> _Task brief_
Starting with the first line and ending with the last, copy the entries word for word.

───── Data

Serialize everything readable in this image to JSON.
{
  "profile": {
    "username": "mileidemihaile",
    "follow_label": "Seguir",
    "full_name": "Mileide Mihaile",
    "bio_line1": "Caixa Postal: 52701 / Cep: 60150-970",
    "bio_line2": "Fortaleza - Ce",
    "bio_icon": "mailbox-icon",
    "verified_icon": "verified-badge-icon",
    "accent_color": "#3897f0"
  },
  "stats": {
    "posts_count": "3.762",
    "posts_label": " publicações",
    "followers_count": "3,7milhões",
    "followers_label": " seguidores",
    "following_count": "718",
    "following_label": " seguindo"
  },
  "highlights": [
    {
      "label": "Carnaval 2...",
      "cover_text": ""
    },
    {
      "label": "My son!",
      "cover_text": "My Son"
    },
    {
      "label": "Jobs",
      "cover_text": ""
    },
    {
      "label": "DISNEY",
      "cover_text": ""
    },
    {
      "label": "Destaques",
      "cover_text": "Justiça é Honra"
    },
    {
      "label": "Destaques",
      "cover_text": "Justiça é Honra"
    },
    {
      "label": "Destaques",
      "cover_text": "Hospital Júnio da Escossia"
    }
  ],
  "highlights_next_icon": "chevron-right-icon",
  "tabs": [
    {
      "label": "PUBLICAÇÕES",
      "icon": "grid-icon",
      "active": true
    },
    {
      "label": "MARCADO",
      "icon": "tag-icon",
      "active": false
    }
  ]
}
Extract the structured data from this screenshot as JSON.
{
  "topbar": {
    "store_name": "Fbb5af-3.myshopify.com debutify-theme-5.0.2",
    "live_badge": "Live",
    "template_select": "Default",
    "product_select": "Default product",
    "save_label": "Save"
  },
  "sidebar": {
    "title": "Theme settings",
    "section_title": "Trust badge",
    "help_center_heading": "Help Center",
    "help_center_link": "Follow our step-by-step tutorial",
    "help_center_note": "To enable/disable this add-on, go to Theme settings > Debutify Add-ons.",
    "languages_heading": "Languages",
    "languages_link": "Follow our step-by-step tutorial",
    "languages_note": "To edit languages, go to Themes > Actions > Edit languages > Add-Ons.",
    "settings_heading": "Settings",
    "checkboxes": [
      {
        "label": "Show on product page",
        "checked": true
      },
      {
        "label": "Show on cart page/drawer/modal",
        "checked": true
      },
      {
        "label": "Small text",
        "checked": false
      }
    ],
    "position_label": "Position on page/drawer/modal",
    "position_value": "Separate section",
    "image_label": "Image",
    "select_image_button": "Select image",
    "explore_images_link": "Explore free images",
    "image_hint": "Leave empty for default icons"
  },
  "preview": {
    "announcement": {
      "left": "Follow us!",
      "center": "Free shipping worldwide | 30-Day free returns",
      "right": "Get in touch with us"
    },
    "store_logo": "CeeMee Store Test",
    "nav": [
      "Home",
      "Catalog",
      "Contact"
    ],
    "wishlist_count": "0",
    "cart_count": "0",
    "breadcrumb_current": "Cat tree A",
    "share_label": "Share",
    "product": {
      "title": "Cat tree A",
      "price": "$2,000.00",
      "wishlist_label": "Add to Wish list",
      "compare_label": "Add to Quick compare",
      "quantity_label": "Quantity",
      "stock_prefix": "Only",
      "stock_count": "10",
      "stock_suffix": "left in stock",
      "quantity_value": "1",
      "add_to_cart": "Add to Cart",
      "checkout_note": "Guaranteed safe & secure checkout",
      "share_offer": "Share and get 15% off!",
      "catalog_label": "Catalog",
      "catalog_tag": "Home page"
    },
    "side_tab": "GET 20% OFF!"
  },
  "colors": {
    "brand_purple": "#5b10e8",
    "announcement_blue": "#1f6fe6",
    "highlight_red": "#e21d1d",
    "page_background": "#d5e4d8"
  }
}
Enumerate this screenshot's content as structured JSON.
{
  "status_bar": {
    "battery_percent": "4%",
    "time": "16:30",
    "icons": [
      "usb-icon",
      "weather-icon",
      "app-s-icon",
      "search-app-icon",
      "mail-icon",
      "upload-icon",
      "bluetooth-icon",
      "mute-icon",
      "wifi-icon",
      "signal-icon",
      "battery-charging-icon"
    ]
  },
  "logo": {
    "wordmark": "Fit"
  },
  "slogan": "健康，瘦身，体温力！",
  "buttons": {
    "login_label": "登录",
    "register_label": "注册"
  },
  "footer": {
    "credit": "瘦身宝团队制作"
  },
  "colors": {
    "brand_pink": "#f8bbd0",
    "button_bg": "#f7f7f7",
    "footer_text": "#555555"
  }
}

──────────

> _Solution for this problem_
Serialize everything readable in this image to JSON.
{
  "profile": {
    "username": "mileidemihaile",
    "follow_label": "Seguir",
    "full_name": "Mileide Mihaile",
    "bio_line1": "Caixa Postal: 52701 / Cep: 60150-970",
    "bio_line2": "Fortaleza - Ce",
    "bio_icon": "mailbox-icon",
    "verified_icon": "verified-badge-icon",
    "accent_color": "#3897f0"
  },
  "stats": {
    "posts_count": "3.762",
    "posts_label": " publicações",
    "followers_count": "3,7milhões",
    "followers_label": " seguidores",
    "following_count": "718",
    "following_label": " seguindo"
  },
  "highlights": [
    {
      "label": "Carnaval 2...",
      "cover_text": ""
    },
    {
      "label": "My son!",
      "cover_text": "My Son"
    },
    {
      "label": "Jobs",
      "cover_text": ""
    },
    {
      "label": "DISNEY",
      "cover_text": ""
    },
    {
      "label": "Destaques",
      "cover_text": "Justiça é Honra"
    },
    {
      "label": "Destaques",
      "cover_text": "Justiça é Honra"
    },
    {
      "label": "Destaques",
      "cover_text": "Hospital Júnio da Escossia"
    }
  ],
  "highlights_next_icon": "chevron-right-icon",
  "tabs": [
    {
      "label": "PUBLICAÇÕES",
      "icon": "grid-icon",
      "active": true
    },
    {
      "label": "MARCADO",
      "icon": "tag-icon",
      "active": false
    }
  ]
}
Extract the structured data from this screenshot as JSON.
{
  "topbar": {
    "store_name": "Fbb5af-3.myshopify.com debutify-theme-5.0.2",
    "live_badge": "Live",
    "template_select": "Default",
    "product_select": "Default product",
    "save_label": "Save"
  },
  "sidebar": {
    "title": "Theme settings",
    "section_title": "Trust badge",
    "help_center_heading": "Help Center",
    "help_center_link": "Follow our step-by-step tutorial",
    "help_center_note": "To enable/disable this add-on, go to Theme settings > Debutify Add-ons.",
    "languages_heading": "Languages",
    "languages_link": "Follow our step-by-step tutorial",
    "languages_note": "To edit languages, go to Themes > Actions > Edit languages > Add-Ons.",
    "settings_heading": "Settings",
    "checkboxes": [
      {
        "label": "Show on product page",
        "checked": true
      },
      {
        "label": "Show on cart page/drawer/modal",
        "checked": true
      },
      {
        "label": "Small text",
        "checked": false
      }
    ],
    "position_label": "Position on page/drawer/modal",
    "position_value": "Separate section",
    "image_label": "Image",
    "select_image_button": "Select image",
    "explore_images_link": "Explore free images",
    "image_hint": "Leave empty for default icons"
  },
  "preview": {
    "announcement": {
      "left": "Follow us!",
      "center": "Free shipping worldwide | 30-Day free returns",
      "right": "Get in touch with us"
    },
    "store_logo": "CeeMee Store Test",
    "nav": [
      "Home",
      "Catalog",
      "Contact"
    ],
    "wishlist_count": "0",
    "cart_count": "0",
    "breadcrumb_current": "Cat tree A",
    "share_label": "Share",
    "product": {
      "title": "Cat tree A",
      "price": "$2,000.00",
      "wishlist_label": "Add to Wish list",
      "compare_label": "Add to Quick compare",
      "quantity_label": "Quantity",
      "stock_prefix": "Only",
      "stock_count": "10",
      "stock_suffix": "left in stock",
      "quantity_value": "1",
      "add_to_cart": "Add to Cart",
      "checkout_note": "Guaranteed safe & secure checkout",
      "share_offer": "Share and get 15% off!",
      "catalog_label": "Catalog",
      "catalog_tag": "Home page"
    },
    "side_tab": "GET 20% OFF!"
  },
  "colors": {
    "brand_purple": "#5b10e8",
    "announcement_blue": "#1f6fe6",
    "highlight_red": "#e21d1d",
    "page_background": "#d5e4d8"
  }
}
Enumerate this screenshot's content as structured JSON.
{
  "status_bar": {
    "battery_percent": "4%",
    "time": "16:30",
    "icons": [
      "usb-icon",
      "weather-icon",
      "app-s-icon",
      "search-app-icon",
      "mail-icon",
      "upload-icon",
      "bluetooth-icon",
      "mute-icon",
      "wifi-icon",
      "signal-icon",
      "battery-charging-icon"
    ]
  },
  "logo": {
    "wordmark": "Fit"
  },
  "slogan": "健康，瘦身，体温力！",
  "buttons": {
    "login_label": "登录",
    "register_label": "注册"
  },
  "footer": {
    "credit": "瘦身宝团队制作"
  },
  "colors": {
    "brand_pink": "#f8bbd0",
    "button_bg": "#f7f7f7",
    "footer_text": "#555555"
  }
}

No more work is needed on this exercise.